━━━ Data section

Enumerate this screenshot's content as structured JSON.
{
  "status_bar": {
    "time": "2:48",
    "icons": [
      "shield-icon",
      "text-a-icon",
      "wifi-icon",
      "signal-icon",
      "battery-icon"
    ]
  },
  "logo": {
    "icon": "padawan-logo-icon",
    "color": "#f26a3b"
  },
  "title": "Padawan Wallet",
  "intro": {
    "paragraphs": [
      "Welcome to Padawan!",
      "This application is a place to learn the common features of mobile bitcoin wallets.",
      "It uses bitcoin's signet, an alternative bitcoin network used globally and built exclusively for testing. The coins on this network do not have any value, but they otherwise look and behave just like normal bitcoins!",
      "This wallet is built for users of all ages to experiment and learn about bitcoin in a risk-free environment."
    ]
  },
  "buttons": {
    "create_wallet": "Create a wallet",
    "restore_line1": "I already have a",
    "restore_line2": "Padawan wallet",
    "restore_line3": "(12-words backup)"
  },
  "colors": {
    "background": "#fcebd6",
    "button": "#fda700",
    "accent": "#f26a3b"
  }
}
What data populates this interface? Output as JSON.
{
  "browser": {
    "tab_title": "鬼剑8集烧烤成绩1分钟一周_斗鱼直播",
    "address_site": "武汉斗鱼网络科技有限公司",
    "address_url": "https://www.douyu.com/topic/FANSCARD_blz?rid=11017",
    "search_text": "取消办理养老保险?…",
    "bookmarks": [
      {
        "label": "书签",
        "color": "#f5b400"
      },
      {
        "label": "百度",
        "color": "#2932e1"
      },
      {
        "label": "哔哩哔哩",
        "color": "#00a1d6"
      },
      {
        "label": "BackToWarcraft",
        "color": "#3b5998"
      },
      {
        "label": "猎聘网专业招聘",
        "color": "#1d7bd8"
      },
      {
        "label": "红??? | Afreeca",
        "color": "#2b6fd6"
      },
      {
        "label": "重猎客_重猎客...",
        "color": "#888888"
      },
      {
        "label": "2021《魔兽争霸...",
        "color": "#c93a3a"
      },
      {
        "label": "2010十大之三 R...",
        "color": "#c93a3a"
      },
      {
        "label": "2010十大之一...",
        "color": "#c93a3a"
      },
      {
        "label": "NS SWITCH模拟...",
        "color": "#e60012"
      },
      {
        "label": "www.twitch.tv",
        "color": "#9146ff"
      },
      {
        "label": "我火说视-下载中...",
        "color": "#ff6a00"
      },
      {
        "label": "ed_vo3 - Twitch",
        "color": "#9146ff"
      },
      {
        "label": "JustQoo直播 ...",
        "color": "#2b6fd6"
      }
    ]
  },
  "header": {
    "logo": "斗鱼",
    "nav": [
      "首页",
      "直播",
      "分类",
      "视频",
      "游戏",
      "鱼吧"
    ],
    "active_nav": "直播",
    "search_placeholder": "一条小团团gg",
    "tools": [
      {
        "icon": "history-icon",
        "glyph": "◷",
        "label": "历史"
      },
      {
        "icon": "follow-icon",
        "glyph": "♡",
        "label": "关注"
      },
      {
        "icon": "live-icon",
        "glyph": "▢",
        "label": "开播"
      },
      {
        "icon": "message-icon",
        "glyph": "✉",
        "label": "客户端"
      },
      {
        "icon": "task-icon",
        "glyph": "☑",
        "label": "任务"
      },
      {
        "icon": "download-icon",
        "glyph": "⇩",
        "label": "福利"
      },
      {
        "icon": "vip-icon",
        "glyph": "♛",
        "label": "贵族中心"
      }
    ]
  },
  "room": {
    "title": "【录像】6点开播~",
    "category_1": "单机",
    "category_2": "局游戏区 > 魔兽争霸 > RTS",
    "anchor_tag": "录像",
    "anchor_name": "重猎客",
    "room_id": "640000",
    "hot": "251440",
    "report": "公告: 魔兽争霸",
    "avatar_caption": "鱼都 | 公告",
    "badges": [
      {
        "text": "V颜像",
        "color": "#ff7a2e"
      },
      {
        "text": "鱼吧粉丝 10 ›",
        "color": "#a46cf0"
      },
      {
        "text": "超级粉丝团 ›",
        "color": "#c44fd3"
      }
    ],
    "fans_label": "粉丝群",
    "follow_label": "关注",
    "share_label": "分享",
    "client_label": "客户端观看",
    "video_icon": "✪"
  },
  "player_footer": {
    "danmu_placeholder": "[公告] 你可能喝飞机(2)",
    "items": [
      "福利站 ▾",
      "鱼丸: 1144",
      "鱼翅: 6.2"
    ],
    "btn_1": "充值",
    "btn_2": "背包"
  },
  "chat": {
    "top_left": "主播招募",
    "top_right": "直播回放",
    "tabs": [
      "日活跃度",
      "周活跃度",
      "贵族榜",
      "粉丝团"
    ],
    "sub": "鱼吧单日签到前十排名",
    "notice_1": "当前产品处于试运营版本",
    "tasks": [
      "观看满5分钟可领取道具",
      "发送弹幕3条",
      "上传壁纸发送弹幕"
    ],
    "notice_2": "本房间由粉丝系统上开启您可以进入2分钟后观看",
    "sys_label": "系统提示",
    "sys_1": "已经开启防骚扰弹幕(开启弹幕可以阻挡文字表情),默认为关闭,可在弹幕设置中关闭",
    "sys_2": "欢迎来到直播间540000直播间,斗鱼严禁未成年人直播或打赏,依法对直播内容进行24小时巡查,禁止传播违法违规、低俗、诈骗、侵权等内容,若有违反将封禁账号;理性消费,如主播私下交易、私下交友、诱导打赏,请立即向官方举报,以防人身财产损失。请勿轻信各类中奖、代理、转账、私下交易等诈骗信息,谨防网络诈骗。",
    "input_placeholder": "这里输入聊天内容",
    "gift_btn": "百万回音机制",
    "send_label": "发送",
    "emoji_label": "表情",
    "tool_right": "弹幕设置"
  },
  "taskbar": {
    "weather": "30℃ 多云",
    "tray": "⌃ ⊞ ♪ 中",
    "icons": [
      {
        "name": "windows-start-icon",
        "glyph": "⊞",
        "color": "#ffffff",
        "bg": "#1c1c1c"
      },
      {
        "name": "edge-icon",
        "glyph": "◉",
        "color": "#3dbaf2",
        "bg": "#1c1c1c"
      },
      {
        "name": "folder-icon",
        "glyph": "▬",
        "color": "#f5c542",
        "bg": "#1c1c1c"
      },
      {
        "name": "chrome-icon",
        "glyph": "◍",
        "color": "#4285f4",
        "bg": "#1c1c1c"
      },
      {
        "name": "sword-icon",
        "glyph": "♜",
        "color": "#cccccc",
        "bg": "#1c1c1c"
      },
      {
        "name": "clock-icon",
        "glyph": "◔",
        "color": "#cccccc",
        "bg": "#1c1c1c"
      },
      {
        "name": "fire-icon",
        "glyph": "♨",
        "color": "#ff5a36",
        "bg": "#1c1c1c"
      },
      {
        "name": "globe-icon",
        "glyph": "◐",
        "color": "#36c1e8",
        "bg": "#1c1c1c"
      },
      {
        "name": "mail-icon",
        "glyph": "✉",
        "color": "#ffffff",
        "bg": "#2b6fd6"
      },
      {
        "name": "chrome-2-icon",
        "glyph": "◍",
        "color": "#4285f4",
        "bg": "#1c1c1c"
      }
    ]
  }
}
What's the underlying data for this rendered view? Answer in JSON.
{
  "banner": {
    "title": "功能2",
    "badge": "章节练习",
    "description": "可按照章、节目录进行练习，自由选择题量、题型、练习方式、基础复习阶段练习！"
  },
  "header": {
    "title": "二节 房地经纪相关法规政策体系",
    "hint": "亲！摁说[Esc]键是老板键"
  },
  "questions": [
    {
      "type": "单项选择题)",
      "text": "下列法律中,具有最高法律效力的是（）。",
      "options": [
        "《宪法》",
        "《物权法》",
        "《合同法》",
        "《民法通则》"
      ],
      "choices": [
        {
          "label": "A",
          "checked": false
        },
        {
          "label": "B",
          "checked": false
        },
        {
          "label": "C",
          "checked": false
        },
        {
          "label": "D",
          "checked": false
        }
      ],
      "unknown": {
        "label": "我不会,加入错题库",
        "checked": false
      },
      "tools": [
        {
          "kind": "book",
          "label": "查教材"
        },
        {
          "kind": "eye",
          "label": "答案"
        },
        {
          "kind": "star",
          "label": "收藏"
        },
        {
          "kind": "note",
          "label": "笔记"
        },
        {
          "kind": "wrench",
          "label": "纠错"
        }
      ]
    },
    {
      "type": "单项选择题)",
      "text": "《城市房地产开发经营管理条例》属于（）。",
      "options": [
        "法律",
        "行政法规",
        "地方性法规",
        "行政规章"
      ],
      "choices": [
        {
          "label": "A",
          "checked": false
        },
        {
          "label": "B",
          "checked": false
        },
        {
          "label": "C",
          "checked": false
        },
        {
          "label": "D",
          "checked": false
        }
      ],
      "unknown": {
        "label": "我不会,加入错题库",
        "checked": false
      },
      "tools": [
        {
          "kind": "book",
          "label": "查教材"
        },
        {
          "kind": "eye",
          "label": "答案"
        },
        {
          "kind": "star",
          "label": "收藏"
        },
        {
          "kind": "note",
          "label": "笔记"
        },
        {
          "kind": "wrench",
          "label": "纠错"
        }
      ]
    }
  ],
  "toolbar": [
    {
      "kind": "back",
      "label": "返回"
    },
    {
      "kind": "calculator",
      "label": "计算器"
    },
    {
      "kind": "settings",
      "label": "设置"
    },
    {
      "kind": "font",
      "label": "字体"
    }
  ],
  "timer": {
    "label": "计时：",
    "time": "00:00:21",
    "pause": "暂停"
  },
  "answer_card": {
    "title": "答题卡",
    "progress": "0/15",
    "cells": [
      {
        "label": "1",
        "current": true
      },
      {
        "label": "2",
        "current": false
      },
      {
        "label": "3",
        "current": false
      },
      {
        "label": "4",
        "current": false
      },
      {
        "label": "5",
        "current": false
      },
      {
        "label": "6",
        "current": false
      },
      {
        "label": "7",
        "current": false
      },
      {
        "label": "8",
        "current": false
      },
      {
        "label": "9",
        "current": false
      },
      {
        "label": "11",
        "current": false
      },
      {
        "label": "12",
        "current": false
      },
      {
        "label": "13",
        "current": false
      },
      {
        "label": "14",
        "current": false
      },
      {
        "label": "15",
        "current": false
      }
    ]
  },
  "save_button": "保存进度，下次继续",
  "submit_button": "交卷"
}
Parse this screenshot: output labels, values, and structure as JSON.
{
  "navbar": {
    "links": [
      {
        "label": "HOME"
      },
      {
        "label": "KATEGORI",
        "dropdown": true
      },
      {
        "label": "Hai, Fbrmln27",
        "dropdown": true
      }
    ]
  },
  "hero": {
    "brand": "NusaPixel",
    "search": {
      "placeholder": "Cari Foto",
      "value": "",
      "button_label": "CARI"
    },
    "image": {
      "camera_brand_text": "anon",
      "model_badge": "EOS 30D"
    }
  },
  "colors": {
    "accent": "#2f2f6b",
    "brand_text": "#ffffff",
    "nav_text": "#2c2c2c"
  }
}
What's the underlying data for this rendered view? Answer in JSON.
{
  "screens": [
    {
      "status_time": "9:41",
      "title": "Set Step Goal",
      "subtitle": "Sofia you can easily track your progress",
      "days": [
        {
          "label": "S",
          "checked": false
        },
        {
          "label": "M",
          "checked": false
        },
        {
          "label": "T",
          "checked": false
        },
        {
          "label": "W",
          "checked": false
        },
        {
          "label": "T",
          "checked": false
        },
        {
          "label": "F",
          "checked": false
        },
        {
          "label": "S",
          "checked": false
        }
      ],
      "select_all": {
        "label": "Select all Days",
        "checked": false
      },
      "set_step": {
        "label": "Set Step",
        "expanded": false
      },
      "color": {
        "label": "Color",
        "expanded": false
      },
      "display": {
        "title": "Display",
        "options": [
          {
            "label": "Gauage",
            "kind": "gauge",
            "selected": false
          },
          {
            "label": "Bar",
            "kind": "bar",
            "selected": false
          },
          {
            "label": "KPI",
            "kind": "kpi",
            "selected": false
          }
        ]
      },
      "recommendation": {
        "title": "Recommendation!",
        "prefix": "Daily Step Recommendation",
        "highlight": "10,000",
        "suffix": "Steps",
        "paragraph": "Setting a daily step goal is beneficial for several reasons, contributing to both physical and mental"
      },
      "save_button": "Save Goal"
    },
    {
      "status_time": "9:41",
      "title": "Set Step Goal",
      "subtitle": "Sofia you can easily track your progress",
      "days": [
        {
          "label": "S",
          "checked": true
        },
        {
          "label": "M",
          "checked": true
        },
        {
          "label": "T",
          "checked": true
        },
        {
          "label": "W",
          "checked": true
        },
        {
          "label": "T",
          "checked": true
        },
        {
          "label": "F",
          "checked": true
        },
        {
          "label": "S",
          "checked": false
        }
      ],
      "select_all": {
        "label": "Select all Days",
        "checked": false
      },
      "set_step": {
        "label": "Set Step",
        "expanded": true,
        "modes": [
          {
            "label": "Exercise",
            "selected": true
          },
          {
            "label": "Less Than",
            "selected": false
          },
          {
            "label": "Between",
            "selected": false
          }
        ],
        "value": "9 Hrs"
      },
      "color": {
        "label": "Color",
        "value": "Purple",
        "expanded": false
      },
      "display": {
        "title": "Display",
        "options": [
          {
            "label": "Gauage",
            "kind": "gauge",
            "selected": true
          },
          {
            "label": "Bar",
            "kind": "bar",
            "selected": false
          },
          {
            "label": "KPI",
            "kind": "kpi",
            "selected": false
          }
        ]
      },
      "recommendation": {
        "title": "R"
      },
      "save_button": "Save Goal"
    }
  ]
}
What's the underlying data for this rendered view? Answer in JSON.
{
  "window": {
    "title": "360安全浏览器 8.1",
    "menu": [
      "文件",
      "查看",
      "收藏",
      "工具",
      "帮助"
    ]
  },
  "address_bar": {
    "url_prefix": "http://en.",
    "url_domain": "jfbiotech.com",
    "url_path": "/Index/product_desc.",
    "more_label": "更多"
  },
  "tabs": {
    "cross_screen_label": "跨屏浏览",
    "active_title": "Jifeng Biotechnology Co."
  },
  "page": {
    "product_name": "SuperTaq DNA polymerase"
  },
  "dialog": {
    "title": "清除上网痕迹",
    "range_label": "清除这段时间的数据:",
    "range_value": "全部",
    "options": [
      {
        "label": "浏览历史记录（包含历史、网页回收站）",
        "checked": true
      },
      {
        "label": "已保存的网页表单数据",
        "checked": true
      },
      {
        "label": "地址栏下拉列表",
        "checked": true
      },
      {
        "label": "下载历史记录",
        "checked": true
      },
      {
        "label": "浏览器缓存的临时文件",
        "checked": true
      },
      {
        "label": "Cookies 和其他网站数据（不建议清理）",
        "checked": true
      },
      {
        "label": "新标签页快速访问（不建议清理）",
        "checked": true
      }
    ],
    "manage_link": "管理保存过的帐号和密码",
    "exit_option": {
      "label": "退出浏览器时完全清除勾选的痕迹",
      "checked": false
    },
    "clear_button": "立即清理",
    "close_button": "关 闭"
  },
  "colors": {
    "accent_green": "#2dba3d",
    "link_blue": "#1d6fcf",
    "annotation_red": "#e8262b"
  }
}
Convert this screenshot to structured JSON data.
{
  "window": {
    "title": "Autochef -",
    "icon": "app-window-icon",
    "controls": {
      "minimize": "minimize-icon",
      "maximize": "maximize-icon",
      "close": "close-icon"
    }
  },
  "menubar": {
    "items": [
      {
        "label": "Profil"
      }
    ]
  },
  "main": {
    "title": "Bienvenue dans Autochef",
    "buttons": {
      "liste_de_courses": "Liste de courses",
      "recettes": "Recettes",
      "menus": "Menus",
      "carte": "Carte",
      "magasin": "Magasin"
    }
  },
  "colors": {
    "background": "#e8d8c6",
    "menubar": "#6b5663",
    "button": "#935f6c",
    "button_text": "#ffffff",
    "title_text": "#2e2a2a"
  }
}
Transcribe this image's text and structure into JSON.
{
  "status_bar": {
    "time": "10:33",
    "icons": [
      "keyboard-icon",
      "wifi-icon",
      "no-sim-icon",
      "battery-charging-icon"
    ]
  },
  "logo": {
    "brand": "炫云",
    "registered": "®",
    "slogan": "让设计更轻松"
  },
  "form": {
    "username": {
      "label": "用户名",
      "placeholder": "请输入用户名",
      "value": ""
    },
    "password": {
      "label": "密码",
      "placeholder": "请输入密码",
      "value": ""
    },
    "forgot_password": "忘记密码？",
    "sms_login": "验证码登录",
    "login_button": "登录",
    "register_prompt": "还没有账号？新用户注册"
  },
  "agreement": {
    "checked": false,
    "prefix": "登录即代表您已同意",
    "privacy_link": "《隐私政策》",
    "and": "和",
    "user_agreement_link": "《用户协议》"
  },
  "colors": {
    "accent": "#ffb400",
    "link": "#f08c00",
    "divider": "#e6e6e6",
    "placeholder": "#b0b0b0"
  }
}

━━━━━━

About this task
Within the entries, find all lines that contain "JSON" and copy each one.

Finished task
Enumerate this screenshot's content as structured JSON.
What data populates this interface? Output as JSON.
What's the underlying data for this rendered view? Answer in JSON.
Parse this screenshot: output labels, values, and structure as JSON.
What's the underlying data for this rendered view? Answer in JSON.
What's the underlying data for this rendered view? Answer in JSON.
Convert this screenshot to structured JSON data.
Transcribe this image's text and structure into JSON.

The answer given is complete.